MINNEAPOLIS (FOX 9) - Teachers' unions in the Twin Cities metro are voicing concerns over Gov. Tim Walz's new directive for all Minnesota schools to offer a form of in-person learning by March 8.
While some school districts have already brought middle and high school students back to the classroom, two of the state’s largest school districts, Minneapolis and Saint Paul, have not.
The Minneapolis Federation of Teachers Union (MFT 59) said Minneapolis Public Schools is not ready and returning to in-person learning could be dangerous.
"We’ve had first and second graders back in school for three days and already, two of our classrooms in the district in two different schools are quarantining from COVID-19 exposures," said Greta Callahan, president of MFT 59.
As districts across the state return to in-person learning, Callahan told FOX 9 that it’s not that simple for Minneapolis Public Schools.
"We are not all other districts.
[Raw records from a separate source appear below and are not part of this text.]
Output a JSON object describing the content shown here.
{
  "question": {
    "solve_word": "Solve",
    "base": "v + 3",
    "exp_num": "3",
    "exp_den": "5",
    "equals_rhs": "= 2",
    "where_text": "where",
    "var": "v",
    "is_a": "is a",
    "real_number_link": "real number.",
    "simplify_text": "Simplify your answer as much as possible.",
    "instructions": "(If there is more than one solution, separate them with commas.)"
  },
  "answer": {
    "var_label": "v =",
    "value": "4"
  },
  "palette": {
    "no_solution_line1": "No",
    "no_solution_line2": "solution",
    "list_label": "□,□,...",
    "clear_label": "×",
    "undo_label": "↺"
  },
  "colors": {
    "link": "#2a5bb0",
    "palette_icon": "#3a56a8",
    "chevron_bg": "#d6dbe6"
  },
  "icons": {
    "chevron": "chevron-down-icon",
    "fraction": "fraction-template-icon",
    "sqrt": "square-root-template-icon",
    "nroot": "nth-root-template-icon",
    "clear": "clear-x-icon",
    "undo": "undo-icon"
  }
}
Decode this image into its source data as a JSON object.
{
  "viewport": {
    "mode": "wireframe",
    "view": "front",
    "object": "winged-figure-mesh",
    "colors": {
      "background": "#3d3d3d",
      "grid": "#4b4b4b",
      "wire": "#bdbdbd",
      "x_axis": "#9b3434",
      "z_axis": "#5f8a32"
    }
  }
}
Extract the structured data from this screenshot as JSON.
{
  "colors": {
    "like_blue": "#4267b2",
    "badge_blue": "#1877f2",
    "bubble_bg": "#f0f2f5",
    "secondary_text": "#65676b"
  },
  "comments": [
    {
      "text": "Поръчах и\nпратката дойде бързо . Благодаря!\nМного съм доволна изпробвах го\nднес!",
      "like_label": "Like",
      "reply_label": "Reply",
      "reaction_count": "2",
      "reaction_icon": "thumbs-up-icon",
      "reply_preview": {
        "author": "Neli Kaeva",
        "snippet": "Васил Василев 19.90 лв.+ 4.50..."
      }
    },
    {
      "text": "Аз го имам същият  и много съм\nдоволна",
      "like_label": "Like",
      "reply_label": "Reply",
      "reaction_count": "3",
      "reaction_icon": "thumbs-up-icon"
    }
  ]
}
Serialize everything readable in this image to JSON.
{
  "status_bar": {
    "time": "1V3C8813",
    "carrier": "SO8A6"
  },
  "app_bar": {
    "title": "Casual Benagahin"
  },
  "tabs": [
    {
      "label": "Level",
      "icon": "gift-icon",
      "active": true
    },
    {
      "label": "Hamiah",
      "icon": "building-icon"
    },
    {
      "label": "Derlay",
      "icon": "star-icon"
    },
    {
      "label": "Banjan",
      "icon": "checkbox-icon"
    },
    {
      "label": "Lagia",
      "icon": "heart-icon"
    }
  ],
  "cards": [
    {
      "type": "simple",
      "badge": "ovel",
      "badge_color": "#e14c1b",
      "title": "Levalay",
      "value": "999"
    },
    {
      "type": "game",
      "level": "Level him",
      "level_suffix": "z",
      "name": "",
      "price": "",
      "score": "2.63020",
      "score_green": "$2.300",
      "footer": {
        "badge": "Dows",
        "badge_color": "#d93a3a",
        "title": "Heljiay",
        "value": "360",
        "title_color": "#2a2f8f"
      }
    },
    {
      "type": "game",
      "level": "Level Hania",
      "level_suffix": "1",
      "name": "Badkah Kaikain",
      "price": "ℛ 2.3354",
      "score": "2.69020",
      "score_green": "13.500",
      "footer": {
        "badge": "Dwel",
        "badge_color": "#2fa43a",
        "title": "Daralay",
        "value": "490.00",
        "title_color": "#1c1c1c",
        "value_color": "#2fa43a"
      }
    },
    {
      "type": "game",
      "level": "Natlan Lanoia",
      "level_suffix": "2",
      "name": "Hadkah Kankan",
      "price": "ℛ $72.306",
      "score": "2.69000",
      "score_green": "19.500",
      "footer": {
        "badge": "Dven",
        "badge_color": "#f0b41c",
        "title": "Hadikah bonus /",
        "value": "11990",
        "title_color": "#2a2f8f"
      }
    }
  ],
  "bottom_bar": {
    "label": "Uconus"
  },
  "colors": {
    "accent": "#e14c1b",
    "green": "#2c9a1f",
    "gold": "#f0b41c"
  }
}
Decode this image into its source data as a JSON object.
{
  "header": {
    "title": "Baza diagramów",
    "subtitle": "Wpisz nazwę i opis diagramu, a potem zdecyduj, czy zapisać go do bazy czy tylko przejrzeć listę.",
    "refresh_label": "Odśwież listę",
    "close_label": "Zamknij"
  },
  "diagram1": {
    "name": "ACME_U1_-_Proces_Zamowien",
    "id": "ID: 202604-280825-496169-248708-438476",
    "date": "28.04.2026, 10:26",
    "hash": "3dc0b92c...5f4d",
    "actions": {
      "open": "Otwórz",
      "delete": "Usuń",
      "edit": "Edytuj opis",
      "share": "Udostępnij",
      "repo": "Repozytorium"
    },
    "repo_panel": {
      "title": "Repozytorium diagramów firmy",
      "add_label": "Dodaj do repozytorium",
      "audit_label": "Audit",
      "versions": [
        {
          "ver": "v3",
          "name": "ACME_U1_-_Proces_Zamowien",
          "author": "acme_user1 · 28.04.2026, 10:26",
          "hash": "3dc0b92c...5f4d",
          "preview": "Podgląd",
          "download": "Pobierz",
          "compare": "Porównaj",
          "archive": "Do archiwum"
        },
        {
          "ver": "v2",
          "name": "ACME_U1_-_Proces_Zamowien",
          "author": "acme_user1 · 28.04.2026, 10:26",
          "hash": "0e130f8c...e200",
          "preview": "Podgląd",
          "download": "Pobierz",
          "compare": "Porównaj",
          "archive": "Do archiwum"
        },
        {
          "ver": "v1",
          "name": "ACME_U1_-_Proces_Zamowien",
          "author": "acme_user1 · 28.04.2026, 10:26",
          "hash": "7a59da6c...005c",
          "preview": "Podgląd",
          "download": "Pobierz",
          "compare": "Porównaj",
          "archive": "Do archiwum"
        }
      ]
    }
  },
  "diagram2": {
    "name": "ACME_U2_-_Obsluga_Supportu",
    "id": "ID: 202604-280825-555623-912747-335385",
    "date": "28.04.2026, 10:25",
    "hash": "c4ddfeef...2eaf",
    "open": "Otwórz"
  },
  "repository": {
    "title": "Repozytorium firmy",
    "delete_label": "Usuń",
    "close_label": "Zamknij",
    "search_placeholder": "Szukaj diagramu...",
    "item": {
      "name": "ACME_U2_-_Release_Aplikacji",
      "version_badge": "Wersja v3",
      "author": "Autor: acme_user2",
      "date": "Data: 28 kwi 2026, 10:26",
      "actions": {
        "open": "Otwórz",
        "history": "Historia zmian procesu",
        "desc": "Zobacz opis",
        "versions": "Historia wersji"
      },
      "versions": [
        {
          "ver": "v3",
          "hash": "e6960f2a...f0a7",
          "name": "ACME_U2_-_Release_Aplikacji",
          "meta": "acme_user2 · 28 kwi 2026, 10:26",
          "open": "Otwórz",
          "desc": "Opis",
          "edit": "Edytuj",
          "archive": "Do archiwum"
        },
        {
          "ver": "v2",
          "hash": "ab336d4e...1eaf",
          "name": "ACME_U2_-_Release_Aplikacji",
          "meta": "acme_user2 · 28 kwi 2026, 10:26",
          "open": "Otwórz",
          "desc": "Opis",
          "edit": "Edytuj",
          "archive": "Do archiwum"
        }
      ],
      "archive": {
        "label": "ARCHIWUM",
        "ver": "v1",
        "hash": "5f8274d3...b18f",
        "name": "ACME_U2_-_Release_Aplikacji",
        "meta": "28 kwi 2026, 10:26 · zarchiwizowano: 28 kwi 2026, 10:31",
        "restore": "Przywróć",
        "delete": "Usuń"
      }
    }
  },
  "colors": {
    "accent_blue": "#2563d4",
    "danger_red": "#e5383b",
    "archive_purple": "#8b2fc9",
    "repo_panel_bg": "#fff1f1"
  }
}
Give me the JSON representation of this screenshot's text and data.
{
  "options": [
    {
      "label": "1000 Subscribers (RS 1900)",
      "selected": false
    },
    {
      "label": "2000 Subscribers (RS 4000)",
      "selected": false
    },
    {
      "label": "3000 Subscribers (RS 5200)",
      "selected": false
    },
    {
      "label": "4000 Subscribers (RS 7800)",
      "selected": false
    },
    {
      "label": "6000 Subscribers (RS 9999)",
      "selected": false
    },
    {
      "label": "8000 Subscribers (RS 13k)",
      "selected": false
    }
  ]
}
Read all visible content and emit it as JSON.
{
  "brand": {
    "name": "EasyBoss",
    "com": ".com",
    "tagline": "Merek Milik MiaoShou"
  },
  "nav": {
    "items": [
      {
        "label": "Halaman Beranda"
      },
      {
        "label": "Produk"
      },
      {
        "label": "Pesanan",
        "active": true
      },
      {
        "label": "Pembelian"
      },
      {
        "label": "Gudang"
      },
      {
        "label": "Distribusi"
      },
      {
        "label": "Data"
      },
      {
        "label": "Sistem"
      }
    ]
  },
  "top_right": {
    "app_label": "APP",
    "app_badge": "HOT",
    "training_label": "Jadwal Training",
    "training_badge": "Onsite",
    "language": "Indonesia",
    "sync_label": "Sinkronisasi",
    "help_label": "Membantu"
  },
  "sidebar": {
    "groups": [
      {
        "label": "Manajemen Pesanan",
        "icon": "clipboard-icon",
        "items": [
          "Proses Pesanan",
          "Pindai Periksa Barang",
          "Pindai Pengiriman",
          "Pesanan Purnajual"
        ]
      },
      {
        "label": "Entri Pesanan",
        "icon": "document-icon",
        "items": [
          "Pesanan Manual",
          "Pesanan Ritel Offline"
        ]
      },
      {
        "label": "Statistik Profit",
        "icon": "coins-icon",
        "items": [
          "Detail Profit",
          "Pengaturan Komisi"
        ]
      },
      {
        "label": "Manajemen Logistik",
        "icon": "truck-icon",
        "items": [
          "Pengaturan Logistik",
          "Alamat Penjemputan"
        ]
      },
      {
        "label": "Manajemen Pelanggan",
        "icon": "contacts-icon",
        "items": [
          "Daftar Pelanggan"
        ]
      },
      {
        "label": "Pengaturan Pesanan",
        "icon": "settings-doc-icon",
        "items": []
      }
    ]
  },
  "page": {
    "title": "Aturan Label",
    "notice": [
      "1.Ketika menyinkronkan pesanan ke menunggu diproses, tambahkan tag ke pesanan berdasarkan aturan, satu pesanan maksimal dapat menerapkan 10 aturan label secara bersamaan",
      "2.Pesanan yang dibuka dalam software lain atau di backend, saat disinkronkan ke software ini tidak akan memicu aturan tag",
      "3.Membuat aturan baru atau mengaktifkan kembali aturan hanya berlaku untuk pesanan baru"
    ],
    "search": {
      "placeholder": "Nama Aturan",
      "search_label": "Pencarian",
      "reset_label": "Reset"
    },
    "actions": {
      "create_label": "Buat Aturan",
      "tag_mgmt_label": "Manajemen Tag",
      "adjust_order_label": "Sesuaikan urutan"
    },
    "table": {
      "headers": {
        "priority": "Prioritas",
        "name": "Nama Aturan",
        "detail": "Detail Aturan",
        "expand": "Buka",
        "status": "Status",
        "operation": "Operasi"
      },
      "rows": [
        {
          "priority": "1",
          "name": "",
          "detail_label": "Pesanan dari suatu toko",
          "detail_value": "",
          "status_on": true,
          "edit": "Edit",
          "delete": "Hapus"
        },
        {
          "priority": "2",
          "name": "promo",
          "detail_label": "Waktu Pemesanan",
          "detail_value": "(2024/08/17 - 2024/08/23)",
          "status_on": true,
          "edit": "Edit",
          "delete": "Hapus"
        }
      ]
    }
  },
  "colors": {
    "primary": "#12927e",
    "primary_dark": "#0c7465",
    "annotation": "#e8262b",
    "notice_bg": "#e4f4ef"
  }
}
We serve a majority of students of color; we have different positivity rates in different communities that we are serving right now. We are not like all the suburbs or anywhere else in Minnesota," she added.
Education Minnesota, a teachers' union representing at least 86,000 Pre-K through higher-ed educators said the union also wants students back in the classroom, but they want to transition in schools safely.
"My hope is that what we’re doing and what we’re seeing is learning plans that have enough mitigation and protocols in place that will keep them safe," said Denise Specht, president of Education Minnesota
Specht said only a few school districts in Minnesota don’t have reopening plans and in those cases the districts face special needs.
"Some of them may have the oldest buildings in our state or they serve unique populations, and some may have challenges around staffing issues," said Specht. "I think they can get on a path, but it is going to require resources to help them overcome these challenges."
The superintendent of St. Paul Public Schools says the district plans on moving forward with their plan to slowly start bringing back older students, starting Monday.
In response to the governor's announcement, Minneapolis Public Schools laid out their plan for the next few weeks, but did not include a specific date for the return of middle and high school students.
Walz said districts will not face penalties if they don’t meet the target date of March 8.